County parks planners have dialed back efforts to design future amenities at Lord Hill Regional Park, including a mountain bike skills area. Would you support more bike facilities or more space to park horse trailers at Lord Hill?
Low: I do not think this is a one or the other solution. I do not support a bike skills course at this park, but I do see continued shared use by all of our recreation enthusiasts. Lord Hill Park is over 1,400 acres; I believe we can create a plan that meets the needs of both the horsemen and mountain biking communities.
Kelly: Lord Hill is an incredibly sensitive environment in a very rural area. Having hundreds, if not thousands, of mountain bikers in the park would destroy the wildlife and bird habitat, forever eliminate the park’s peaceful atmosphere, which currently provides a quiet place for people to enjoy nature. I do, however, support more parking space for horse trailers and wayfinding signs as it is easy to get lost.
Snohomish County has been looking to build a public gun and archery range for decades and is in the process of securing a new piece of land along Sultan Basin Road. Is this a good idea in this location?
Low: Yes. The Sky Valley Sportsman’s Park on the Sultan Basin Road is good for recreation and the environment. By having this park in this area, we can reduce the impacts to the local forests currently caused by not having a reasonable place for sportsmen to go. This range is an important component to the tourism landscape of the Sky Valley area.
Kelly: This is a very controversial issue and I have heard from both sides. The county needs to have a legal location for gun and archery practice. However, I am not sure the Sultan Basin Road is the best location. I need to research the proposal and investigate whether the proposed mitigations will adequately address the noise, traffic, and lighting impacts from the facility.
Is the local community hurt or helped by the delay of the Singletary timber harvest near Wallace Falls State Park? (A judge voided the sale of trust land in August after three environmental groups sued, including the Pilchuck Audubon Society, where Kelly is executive director.)

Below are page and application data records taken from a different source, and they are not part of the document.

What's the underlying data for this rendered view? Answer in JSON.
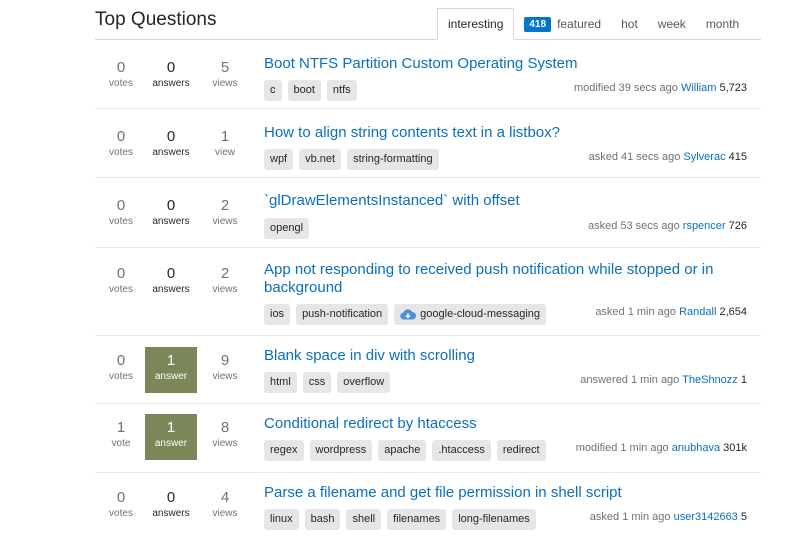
{
  "header": {
    "title": "Top Questions",
    "tabs": [
      {
        "label": "interesting",
        "active": true
      },
      {
        "label": "featured",
        "badge": "418"
      },
      {
        "label": "hot"
      },
      {
        "label": "week"
      },
      {
        "label": "month"
      }
    ]
  },
  "questions": [
    {
      "votes": "0",
      "votes_label": "votes",
      "answers": "0",
      "answers_label": "answers",
      "views": "5",
      "views_label": "views",
      "title": "Boot NTFS Partition Custom Operating System",
      "tags": [
        "c",
        "boot",
        "ntfs"
      ],
      "action": "modified 39 secs ago",
      "user": "William",
      "rep": "5,723"
    },
    {
      "votes": "0",
      "votes_label": "votes",
      "answers": "0",
      "answers_label": "answers",
      "views": "1",
      "views_label": "view",
      "title": "How to align string contents text in a listbox?",
      "tags": [
        "wpf",
        "vb.net",
        "string-formatting"
      ],
      "action": "asked 41 secs ago",
      "user": "Sylverac",
      "rep": "415"
    },
    {
      "votes": "0",
      "votes_label": "votes",
      "answers": "0",
      "answers_label": "answers",
      "views": "2",
      "views_label": "views",
      "title": "`glDrawElementsInstanced` with offset",
      "tags": [
        "opengl"
      ],
      "action": "asked 53 secs ago",
      "user": "rspencer",
      "rep": "726"
    },
    {
      "votes": "0",
      "votes_label": "votes",
      "answers": "0",
      "answers_label": "answers",
      "views": "2",
      "views_label": "views",
      "title": "App not responding to received push notification while stopped or in background",
      "tags": [
        "ios",
        "push-notification",
        "google-cloud-messaging"
      ],
      "action": "asked 1 min ago",
      "user": "Randall",
      "rep": "2,654"
    },
    {
      "votes": "0",
      "votes_label": "votes",
      "answers": "1",
      "answers_label": "answer",
      "views": "9",
      "views_label": "views",
      "title": "Blank space in div with scrolling",
      "tags": [
        "html",
        "css",
        "overflow"
      ],
      "action": "answered 1 min ago",
      "user": "TheShnozz",
      "rep": "1"
    },
    {
      "votes": "1",
      "votes_label": "vote",
      "answers": "1",
      "answers_label": "answer",
      "views": "8",
      "views_label": "views",
      "title": "Conditional redirect by htaccess",
      "tags": [
        "regex",
        "wordpress",
        "apache",
        ".htaccess",
        "redirect"
      ],
      "action": "modified 1 min ago",
      "user": "anubhava",
      "rep": "301k"
    },
    {
      "votes": "0",
      "votes_label": "votes",
      "answers": "0",
      "answers_label": "answers",
      "views": "4",
      "views_label": "views",
      "title": "Parse a filename and get file permission in shell script",
      "tags": [
        "linux",
        "bash",
        "shell",
        "filenames",
        "long-filenames"
      ],
      "action": "asked 1 min ago",
      "user": "user3142663",
      "rep": "5"
    }
  ]
}
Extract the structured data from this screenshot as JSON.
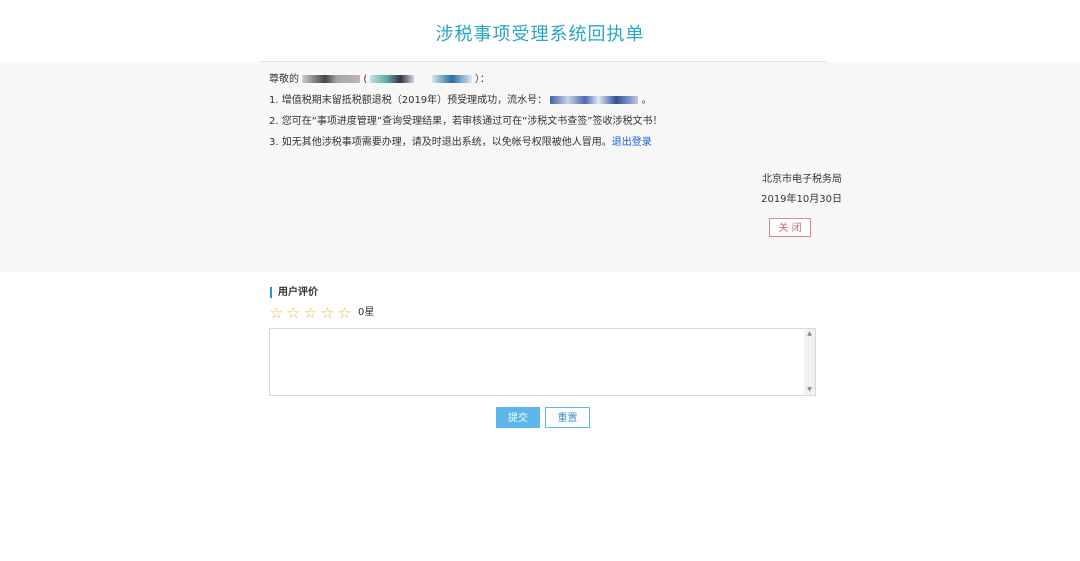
{
  "title": "涉税事项受理系统回执单",
  "receipt": {
    "greeting_prefix": "尊敬的",
    "greeting_suffix": "）：",
    "line1_prefix": "1. 增值税期末留抵税额退税（2019年）预受理成功，流水号：",
    "line1_suffix": "。",
    "line2": "2. 您可在“事项进度管理”查询受理结果，若审核通过可在“涉税文书查签”签收涉税文书！",
    "line3_prefix": "3. 如无其他涉税事项需要办理，请及时退出系统，以免帐号权限被他人冒用。",
    "logout_link": "退出登录",
    "authority": "北京市电子税务局",
    "date": "2019年10月30日",
    "close_label": "关 闭"
  },
  "rating": {
    "heading": "用户评价",
    "star_glyph": "☆",
    "score": "0星",
    "comment_value": ""
  },
  "buttons": {
    "submit": "提交",
    "reset": "重置"
  },
  "colors": {
    "title": "#2aa6c6",
    "link": "#1a5fd0",
    "star": "#e4b543",
    "primary": "#5bb6ea",
    "close_border": "#d98a8a"
  }
}
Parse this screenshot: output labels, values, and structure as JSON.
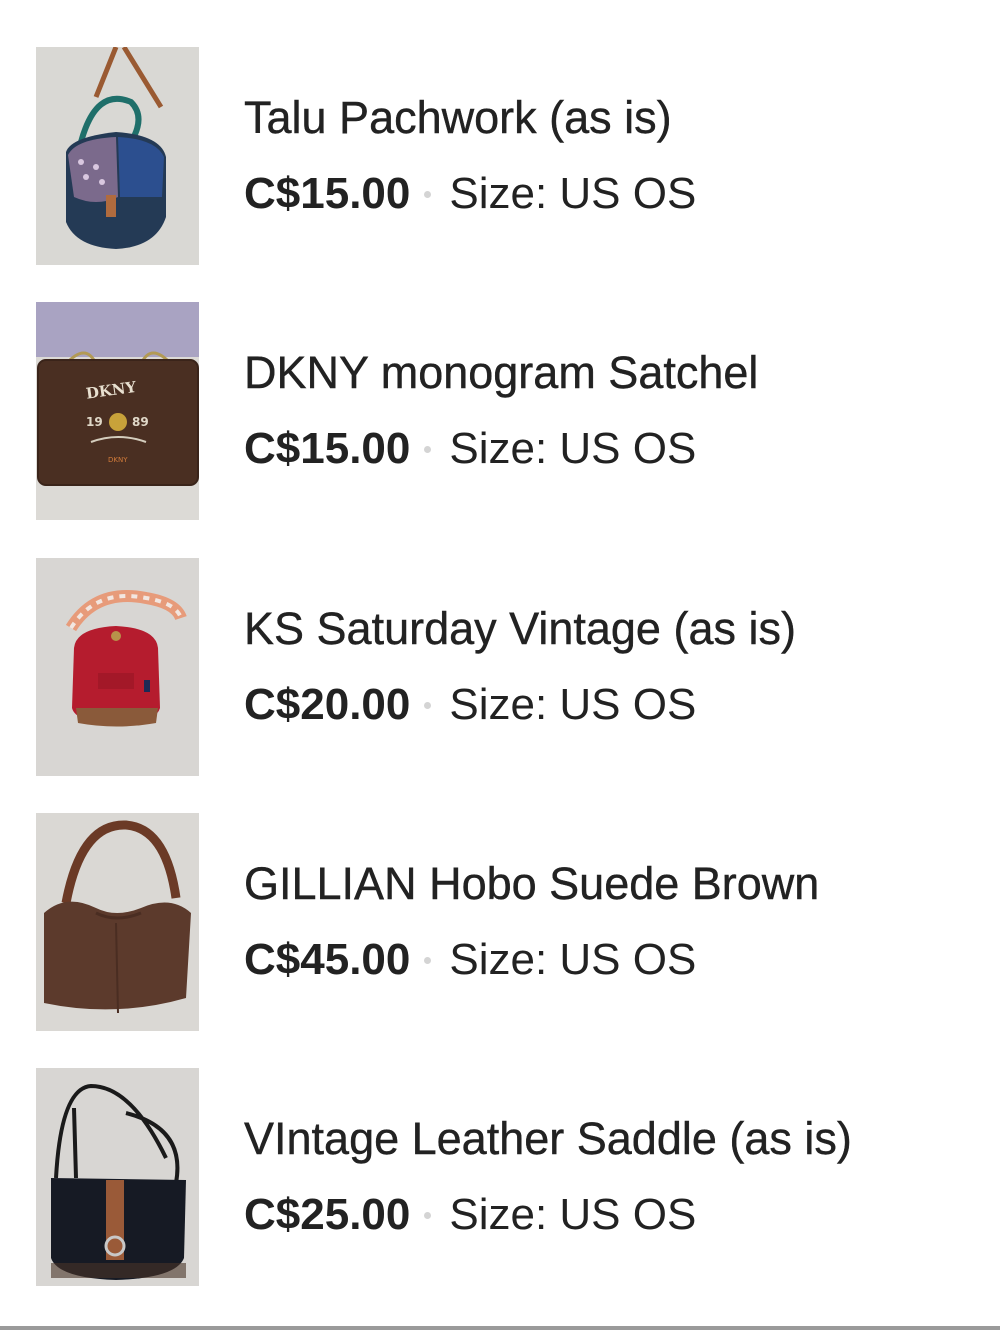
{
  "listings": [
    {
      "title": "Talu Pachwork (as is)",
      "price": "C$15.00",
      "size": "Size: US OS",
      "image_icon": "patchwork-crossbody-bag-photo"
    },
    {
      "title": "DKNY monogram Satchel",
      "price": "C$15.00",
      "size": "Size: US OS",
      "image_icon": "dkny-monogram-satchel-photo",
      "image_text": [
        "DKNY",
        "19",
        "89",
        "DKNY"
      ]
    },
    {
      "title": "KS Saturday Vintage (as is)",
      "price": "C$20.00",
      "size": "Size: US OS",
      "image_icon": "red-crossbody-bag-photo"
    },
    {
      "title": "GILLIAN Hobo Suede Brown",
      "price": "C$45.00",
      "size": "Size: US OS",
      "image_icon": "brown-suede-hobo-bag-photo"
    },
    {
      "title": "VIntage Leather Saddle (as is)",
      "price": "C$25.00",
      "size": "Size: US OS",
      "image_icon": "black-leather-saddle-bag-photo"
    }
  ],
  "colors": {
    "text": "#222222",
    "separator_dot": "#d4d4d4",
    "background": "#ffffff"
  }
}
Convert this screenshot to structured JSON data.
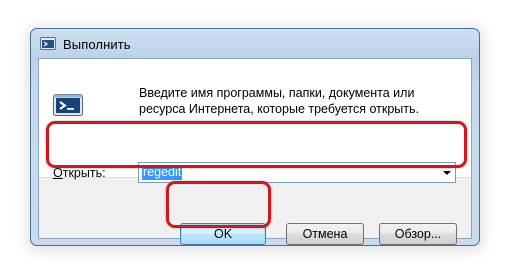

Low: Snohomish County residents are hurt by both the delay and the deception by some of the stakeholders that came to the table earlier this year. We had a deal that helped schools, libraries, hospitals and fire districts. Special interest groups behind the lawsuit agreed to the deal and went back on their word. This land was set aside for DNR to manage specially for the purpose of providing funding for county roads, schools, libraries, hospitals and fire districts. Continued delays hurt these districts and our economy.
Kelly: Snohomish County residents are not hurt by the delay and are, in fact, helped by the delay. The delay is because the Washington State Department of Natural Resources needs to re-do their SEPA assessment. The delay can be used to bring all sides to the table to work out a solution. It is vital that we do not destroy the beauty that is the foundation for a very lucrative tourism industry in Sky Valley, and ensure that any logging will generate revenue for the junior taxing districts. This could be a win-win for all sides.
What’s at stake?
A four-year term representing Snohomish County Council District 5, which covers Lake Stevens, Snohomish, Monroe, Sultan, Gold Bar and Index, as well as unincorporated areas such as Clearview, Machias and Maltby. The salary for a County Council member will rise to $120,472 in 2018.
Residence: Lake Stevens
Experience: Snohomish County Council (November 2016 to present); Lake Stevens City Council (2014 to 2016); former owner of Already Painting, which he closed after winning last year’s election; former pastor and elementary school teacher.
Residence: Snohomish (unincorporated)
Experience: executive director of the Pilchuck Audubon Society; former area director of Futurewise; former co-owner of a grocery in the Lake Stevens area; twice elected to the Snohomish County Charter Review Commission.